Any good fashion illustrator knows it's the certain element of character that brings the clothing to life in a medium like digital fashion illustration. It's truly art on iPad, eye candy of the most indelible form, and yes, we're here for it.
Trivia Hiller is one of our favorite newcomers to the freelance scene in NYC. She's been developing her practice for years, but at 24, she's decided to take the plunge into the world of freelance. We sat down with the artist to talk self-expression, fashion, and her studio practice (and yes, right below is her *incredible* interpretation of the Danielle Emerald pieces from the Manhattan collection). Grab a cup of caffeine and read on.
Tell us who you are and what you do.
Hi! My name is Trivia. I’m a 24 year old fashion illustrator living in NYC. I moved here a year ago from Toronto, Canada, where I received my Bachelor’s of Design in Fashion Communications.
What inspired you to get into fashion illustration?
Probably my mum initially! She has always been artistic and had dreams of being a fashion designer herself at one point. Growing up, she was creative and I always loved playing in her closet. I think that having a parent who just “understood” being an artist made me feel empowered to take a creative path myself. Fashion illustration isn’t the most lucrative career, but both of my parents were very supportive of me following my passion.
When I went to University, it became clear that illustration was where I excelled, specifically fashion illustration. In my four years of school, my illustration classes were by far my favorite courses. I loved that I was able to merge fashion and art, without having to physically sew or pattern draft. Fun fact, I majored in Fashion Design my first year, but realized that I didn’t enjoy the technical side of designing.
My dad gifted me an iPad in 2017 and the rest was history. I instantly became obsessed with digital drawing, and all of the ways I could manipulate my artwork with the click of a button. It opened up a whole new world. Trivvidraws was born shortly after; friends would ask me to draw them, and the next thing I knew, I had a small business. Now I truly cannot imagine pursuing anything else.
How would you describe your personal style? How does your personal style influence your illustration style (or vice versa)?
Haha, I dress like such a wannabe skater girl! I think that baggy clothes are the besttt, not only because of the “aesthetic”, but also cause let’s be real, it’s way more comfy. I also love prints and colors, which is definitely a trend that you’ll see in my illustration style. I would much rather draw a big, furry coat with flowers all over it, rather than a sleek black dress. I think that pattern and color is the spice of life, and it makes me happy to wear/draw it.
We love NYC (our brand is based here!). How long have you lived in the city? Tell us what you love about living here.
I’ve lived here just over a year now. It’s been a whirlwind! I LOVE that everything is walkable, and you will simply never be bored here. Those two go hand in hand; on the rare occasion that I am bored, I go on a walk, and it’s solved. There is so much to see and do, I feel like I’ve hardly scratched the surface. It keeps life super exciting.
We see fashion illustration as the representation of people through the lens of style. In particular, what message do you want to send in your work about the representation of women?

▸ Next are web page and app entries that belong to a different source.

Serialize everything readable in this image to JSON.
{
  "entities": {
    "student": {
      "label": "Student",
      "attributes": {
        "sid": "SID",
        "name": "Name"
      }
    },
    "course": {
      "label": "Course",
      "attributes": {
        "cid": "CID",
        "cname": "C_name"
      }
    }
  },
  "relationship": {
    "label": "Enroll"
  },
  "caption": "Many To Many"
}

I’ve been searching for a deeper meaning in my artwork for a while now. At this point, the best I’ve been able to come up with is this: I want the women I draw to feel really freakin’ cool, because they are. I always get comments like “you made me look so good” or “I wish I looked like this in real life”, to which I reply that the artwork is literally based on them! They are cool, and beautiful, and all of the lovely compliments they give my artwork should be directed towards themselves, x 10! I’m in the business of making women feel good!! It’s always so flattering when the women I draw make my art their phone lock screen or Instagram profile photo… that’s how I know I’ve done my job.
Describe your studio practice and work rhythm.

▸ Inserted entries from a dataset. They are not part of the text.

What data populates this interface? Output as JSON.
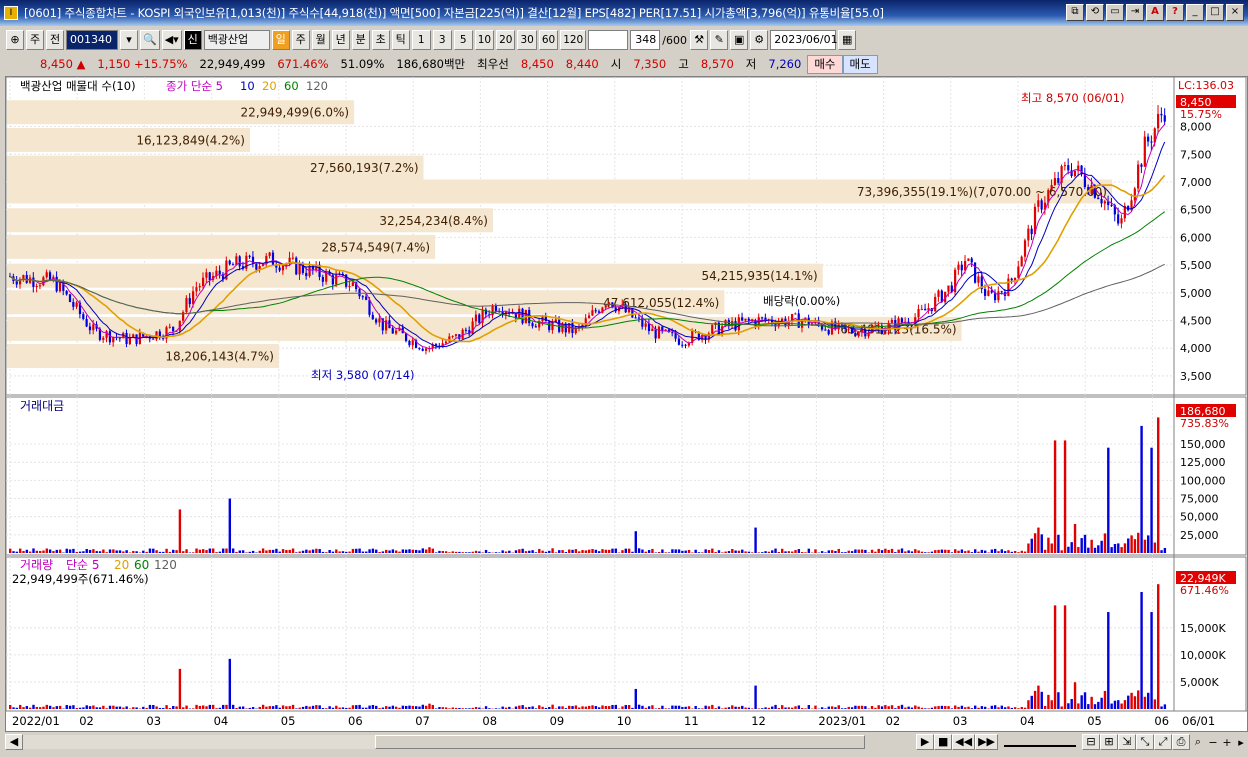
{
  "window": {
    "title": "[0601] 주식종합차트 - KOSPI 외국인보유[1,013(천)] 주식수[44,918(천)] 액면[500] 자본금[225(억)] 결산[12월] EPS[482] PER[17.51] 시가총액[3,796(억)] 유통비율[55.0]",
    "buttons": [
      "⧉",
      "⟲",
      "▭",
      "⇥",
      "A",
      "?",
      "_",
      "□",
      "×"
    ]
  },
  "toolbar": {
    "period_sel": "주",
    "prev": "전",
    "code": "001340",
    "stock_name": "백광산업",
    "stock_tag": "신",
    "period_buttons": [
      "일",
      "주",
      "월",
      "년",
      "분",
      "초",
      "틱"
    ],
    "active_period": "일",
    "interval_buttons": [
      "1",
      "3",
      "5",
      "10",
      "20",
      "30",
      "60",
      "120"
    ],
    "count": "348",
    "count_max": "/600",
    "date": "2023/06/01"
  },
  "infobar": {
    "price": "8,450 ▲",
    "change": "1,150 +15.75%",
    "volume": "22,949,499",
    "volume_pct": "671.46%",
    "rate": "51.09%",
    "amount": "186,680백만",
    "bid_label": "최우선",
    "bid1": "8,450",
    "bid2": "8,440",
    "open_label": "시",
    "open": "7,350",
    "high_label": "고",
    "high": "8,570",
    "low_label": "저",
    "low": "7,260",
    "buy": "매수",
    "sell": "매도"
  },
  "price_panel": {
    "legend_title": "백광산업 매물대 수(10)",
    "legend_ma": [
      "종가 단순 5",
      "10",
      "20",
      "60",
      "120"
    ],
    "ma_colors": [
      "#c000c0",
      "#0000c0",
      "#e0a000",
      "#008000",
      "#606060"
    ],
    "lc_label": "LC:136.03",
    "current_price": "8,450",
    "current_pct": "15.75%",
    "high_note": "최고 8,570 (06/01)",
    "low_note": "최저 3,580 (07/14)",
    "div_note": "배당락(0.00%)",
    "y_ticks": [
      "8,000",
      "7,500",
      "7,000",
      "6,500",
      "6,000",
      "5,500",
      "5,000",
      "4,500",
      "4,000",
      "3,500"
    ],
    "volume_profile": [
      {
        "label": "22,949,499(6.0%)",
        "level": 8250,
        "pct": 6.0
      },
      {
        "label": "16,123,849(4.2%)",
        "level": 7750,
        "pct": 4.2
      },
      {
        "label": "27,560,193(7.2%)",
        "level": 7250,
        "pct": 7.2
      },
      {
        "label": "73,396,355(19.1%)(7,070.00 ~ 6,570.00)",
        "level": 6820,
        "pct": 19.1
      },
      {
        "label": "32,254,234(8.4%)",
        "level": 6300,
        "pct": 8.4
      },
      {
        "label": "28,574,549(7.4%)",
        "level": 5820,
        "pct": 7.4
      },
      {
        "label": "54,215,935(14.1%)",
        "level": 5300,
        "pct": 14.1
      },
      {
        "label": "47,612,055(12.4%)",
        "level": 4820,
        "pct": 12.4
      },
      {
        "label": "63,481,123(16.5%)",
        "level": 4340,
        "pct": 16.5
      },
      {
        "label": "18,206,143(4.7%)",
        "level": 3850,
        "pct": 4.7
      }
    ]
  },
  "amount_panel": {
    "title": "거래대금",
    "current": "186,680",
    "current_pct": "735.83%",
    "y_ticks": [
      "150,000",
      "125,000",
      "100,000",
      "75,000",
      "50,000",
      "25,000"
    ]
  },
  "volume_panel": {
    "title": "거래량",
    "legend_ma": [
      "단순 5",
      "20",
      "60",
      "120"
    ],
    "value_text": "22,949,499주(671.46%)",
    "current": "22,949K",
    "current_pct": "671.46%",
    "y_ticks": [
      "15,000K",
      "10,000K",
      "5,000K"
    ]
  },
  "x_axis": [
    "2022/01",
    "02",
    "03",
    "04",
    "05",
    "06",
    "07",
    "08",
    "09",
    "10",
    "11",
    "12",
    "2023/01",
    "02",
    "03",
    "04",
    "05",
    "06",
    "06/01"
  ],
  "colors": {
    "up": "#e00000",
    "down": "#0000e0",
    "profile": "#f5e6d0"
  }
}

Lately, to be completely honest, it’s been drawing whenever I have a second of free time! I’ve had a full-time retail job the past year, which was an adjustment when trying to find time to illustrate. What I found is that I have to make my own time. I wake up early, get a couple of client commissions in before work, draw on my lunch break, and draw when I come home. I’ve joked to my friends that it feels like all I do these days is work and draw.

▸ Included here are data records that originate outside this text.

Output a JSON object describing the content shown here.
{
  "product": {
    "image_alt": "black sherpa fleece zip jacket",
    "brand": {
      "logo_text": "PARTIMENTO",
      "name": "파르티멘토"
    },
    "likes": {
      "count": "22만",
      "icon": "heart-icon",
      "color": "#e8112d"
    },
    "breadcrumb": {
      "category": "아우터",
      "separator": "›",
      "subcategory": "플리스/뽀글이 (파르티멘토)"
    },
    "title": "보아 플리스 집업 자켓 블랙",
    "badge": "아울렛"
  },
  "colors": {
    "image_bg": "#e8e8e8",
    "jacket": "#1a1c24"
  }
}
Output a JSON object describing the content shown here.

Really exciting news though, just this week I’ve made the decision to leave my retail job and pursue illustration full-time!! Ask me this question again in a few months once I’ve settled into my new lifestyle ;-) In all seriousness though, I am so eager to be able to wake up and dedicate each day to my illustration business. I’m super Type-B and unstructured, which can be a curse and a blessing, but despite being laid back, I always manage to get my work done. I’m currently daydreaming about slow mornings where I can start my day with an iced coffee and sketch in bed. I’ll probably spend my time between coffee shops and pitching my work around NYC!